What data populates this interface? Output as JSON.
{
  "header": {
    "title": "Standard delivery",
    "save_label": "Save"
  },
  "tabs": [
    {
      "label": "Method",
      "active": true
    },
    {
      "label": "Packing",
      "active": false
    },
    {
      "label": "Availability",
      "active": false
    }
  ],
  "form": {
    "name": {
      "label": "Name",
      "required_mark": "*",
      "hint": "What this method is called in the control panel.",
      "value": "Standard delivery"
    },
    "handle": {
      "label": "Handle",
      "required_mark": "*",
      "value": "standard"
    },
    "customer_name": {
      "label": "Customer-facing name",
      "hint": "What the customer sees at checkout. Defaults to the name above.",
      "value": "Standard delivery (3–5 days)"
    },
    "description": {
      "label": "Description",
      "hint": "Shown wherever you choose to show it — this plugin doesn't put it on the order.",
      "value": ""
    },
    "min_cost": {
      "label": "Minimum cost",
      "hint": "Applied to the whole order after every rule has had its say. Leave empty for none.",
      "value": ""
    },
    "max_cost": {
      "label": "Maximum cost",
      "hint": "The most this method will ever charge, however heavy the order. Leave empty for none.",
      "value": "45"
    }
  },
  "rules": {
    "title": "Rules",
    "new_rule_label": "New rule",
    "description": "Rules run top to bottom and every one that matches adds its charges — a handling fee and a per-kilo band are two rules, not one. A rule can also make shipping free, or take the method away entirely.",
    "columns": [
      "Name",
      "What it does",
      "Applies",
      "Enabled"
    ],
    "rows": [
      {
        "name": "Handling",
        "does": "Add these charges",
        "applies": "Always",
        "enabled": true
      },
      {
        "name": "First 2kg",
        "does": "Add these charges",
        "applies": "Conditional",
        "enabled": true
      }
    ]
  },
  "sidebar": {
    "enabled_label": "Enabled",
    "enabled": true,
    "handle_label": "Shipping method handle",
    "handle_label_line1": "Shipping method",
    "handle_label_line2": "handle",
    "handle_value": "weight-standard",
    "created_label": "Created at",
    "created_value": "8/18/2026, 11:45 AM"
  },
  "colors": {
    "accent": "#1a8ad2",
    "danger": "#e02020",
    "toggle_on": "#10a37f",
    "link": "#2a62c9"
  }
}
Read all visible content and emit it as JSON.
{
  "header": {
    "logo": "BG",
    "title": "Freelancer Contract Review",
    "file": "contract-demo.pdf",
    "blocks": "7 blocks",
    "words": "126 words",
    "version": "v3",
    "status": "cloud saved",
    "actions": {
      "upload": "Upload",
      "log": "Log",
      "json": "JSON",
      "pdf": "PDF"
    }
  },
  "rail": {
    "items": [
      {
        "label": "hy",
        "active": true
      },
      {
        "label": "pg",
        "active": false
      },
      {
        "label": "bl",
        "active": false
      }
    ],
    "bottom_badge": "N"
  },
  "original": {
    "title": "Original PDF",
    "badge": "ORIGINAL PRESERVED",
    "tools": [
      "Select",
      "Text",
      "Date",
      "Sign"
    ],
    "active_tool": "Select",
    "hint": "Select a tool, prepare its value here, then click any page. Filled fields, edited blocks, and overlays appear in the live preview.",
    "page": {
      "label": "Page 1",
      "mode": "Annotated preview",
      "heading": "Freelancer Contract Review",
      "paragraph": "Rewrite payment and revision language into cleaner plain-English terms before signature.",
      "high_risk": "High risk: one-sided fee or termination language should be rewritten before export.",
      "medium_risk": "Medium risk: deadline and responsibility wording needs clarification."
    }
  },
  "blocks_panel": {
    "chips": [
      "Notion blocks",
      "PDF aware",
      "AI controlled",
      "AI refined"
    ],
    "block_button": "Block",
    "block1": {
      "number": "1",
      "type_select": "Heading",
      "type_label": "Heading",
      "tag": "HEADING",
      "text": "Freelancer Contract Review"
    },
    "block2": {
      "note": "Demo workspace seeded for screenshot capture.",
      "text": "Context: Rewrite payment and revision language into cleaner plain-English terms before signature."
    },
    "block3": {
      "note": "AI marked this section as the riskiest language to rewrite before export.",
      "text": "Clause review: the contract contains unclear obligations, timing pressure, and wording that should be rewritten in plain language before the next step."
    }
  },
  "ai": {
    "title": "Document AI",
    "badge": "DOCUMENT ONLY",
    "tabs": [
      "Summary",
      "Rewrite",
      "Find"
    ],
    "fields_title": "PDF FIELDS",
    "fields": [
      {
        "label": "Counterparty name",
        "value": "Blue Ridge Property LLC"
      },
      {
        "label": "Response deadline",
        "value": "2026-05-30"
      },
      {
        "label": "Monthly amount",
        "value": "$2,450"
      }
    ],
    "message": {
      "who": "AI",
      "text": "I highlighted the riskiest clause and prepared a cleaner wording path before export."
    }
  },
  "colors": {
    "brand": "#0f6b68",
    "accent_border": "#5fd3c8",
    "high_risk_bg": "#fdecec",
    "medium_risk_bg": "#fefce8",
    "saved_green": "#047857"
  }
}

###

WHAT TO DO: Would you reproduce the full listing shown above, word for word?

ANSWER FOR THIS EXERCISE:
What data populates this interface? Output as JSON.
{
  "header": {
    "title": "Standard delivery",
    "save_label": "Save"
  },
  "tabs": [
    {
      "label": "Method",
      "active": true
    },
    {
      "label": "Packing",
      "active": false
    },
    {
      "label": "Availability",
      "active": false
    }
  ],
  "form": {
    "name": {
      "label": "Name",
      "required_mark": "*",
      "hint": "What this method is called in the control panel.",
      "value": "Standard delivery"
    },
    "handle": {
      "label": "Handle",
      "required_mark": "*",
      "value": "standard"
    },
    "customer_name": {
      "label": "Customer-facing name",
      "hint": "What the customer sees at checkout. Defaults to the name above.",
      "value": "Standard delivery (3–5 days)"
    },
    "description": {
      "label": "Description",
      "hint": "Shown wherever you choose to show it — this plugin doesn't put it on the order.",
      "value": ""
    },
    "min_cost": {
      "label": "Minimum cost",
      "hint": "Applied to the whole order after every rule has had its say. Leave empty for none.",
      "value": ""
    },
    "max_cost": {
      "label": "Maximum cost",
      "hint": "The most this method will ever charge, however heavy the order. Leave empty for none.",
      "value": "45"
    }
  },
  "rules": {
    "title": "Rules",
    "new_rule_label": "New rule",
    "description": "Rules run top to bottom and every one that matches adds its charges — a handling fee and a per-kilo band are two rules, not one. A rule can also make shipping free, or take the method away entirely.",
    "columns": [
      "Name",
      "What it does",
      "Applies",
      "Enabled"
    ],
    "rows": [
      {
        "name": "Handling",
        "does": "Add these charges",
        "applies": "Always",
        "enabled": true
      },
      {
        "name": "First 2kg",
        "does": "Add these charges",
        "applies": "Conditional",
        "enabled": true
      }
    ]
  },
  "sidebar": {
    "enabled_label": "Enabled",
    "enabled": true,
    "handle_label": "Shipping method handle",
    "handle_label_line1": "Shipping method",
    "handle_label_line2": "handle",
    "handle_value": "weight-standard",
    "created_label": "Created at",
    "created_value": "8/18/2026, 11:45 AM"
  },
  "colors": {
    "accent": "#1a8ad2",
    "danger": "#e02020",
    "toggle_on": "#10a37f",
    "link": "#2a62c9"
  }
}
Read all visible content and emit it as JSON.
{
  "header": {
    "logo": "BG",
    "title": "Freelancer Contract Review",
    "file": "contract-demo.pdf",
    "blocks": "7 blocks",
    "words": "126 words",
    "version": "v3",
    "status": "cloud saved",
    "actions": {
      "upload": "Upload",
      "log": "Log",
      "json": "JSON",
      "pdf": "PDF"
    }
  },
  "rail": {
    "items": [
      {
        "label": "hy",
        "active": true
      },
      {
        "label": "pg",
        "active": false
      },
      {
        "label": "bl",
        "active": false
      }
    ],
    "bottom_badge": "N"
  },
  "original": {
    "title": "Original PDF",
    "badge": "ORIGINAL PRESERVED",
    "tools": [
      "Select",
      "Text",
      "Date",
      "Sign"
    ],
    "active_tool": "Select",
    "hint": "Select a tool, prepare its value here, then click any page. Filled fields, edited blocks, and overlays appear in the live preview.",
    "page": {
      "label": "Page 1",
      "mode": "Annotated preview",
      "heading": "Freelancer Contract Review",
      "paragraph": "Rewrite payment and revision language into cleaner plain-English terms before signature.",
      "high_risk": "High risk: one-sided fee or termination language should be rewritten before export.",
      "medium_risk": "Medium risk: deadline and responsibility wording needs clarification."
    }
  },
  "blocks_panel": {
    "chips": [
      "Notion blocks",
      "PDF aware",
      "AI controlled",
      "AI refined"
    ],
    "block_button": "Block",
    "block1": {
      "number": "1",
      "type_select": "Heading",
      "type_label": "Heading",
      "tag": "HEADING",
      "text": "Freelancer Contract Review"
    },
    "block2": {
      "note": "Demo workspace seeded for screenshot capture.",
      "text": "Context: Rewrite payment and revision language into cleaner plain-English terms before signature."
    },
    "block3": {
      "note": "AI marked this section as the riskiest language to rewrite before export.",
      "text": "Clause review: the contract contains unclear obligations, timing pressure, and wording that should be rewritten in plain language before the next step."
    }
  },
  "ai": {
    "title": "Document AI",
    "badge": "DOCUMENT ONLY",
    "tabs": [
      "Summary",
      "Rewrite",
      "Find"
    ],
    "fields_title": "PDF FIELDS",
    "fields": [
      {
        "label": "Counterparty name",
        "value": "Blue Ridge Property LLC"
      },
      {
        "label": "Response deadline",
        "value": "2026-05-30"
      },
      {
        "label": "Monthly amount",
        "value": "$2,450"
      }
    ],
    "message": {
      "who": "AI",
      "text": "I highlighted the riskiest clause and prepared a cleaner wording path before export."
    }
  },
  "colors": {
    "brand": "#0f6b68",
    "accent_border": "#5fd3c8",
    "high_risk_bg": "#fdecec",
    "medium_risk_bg": "#fefce8",
    "saved_green": "#047857"
  }
}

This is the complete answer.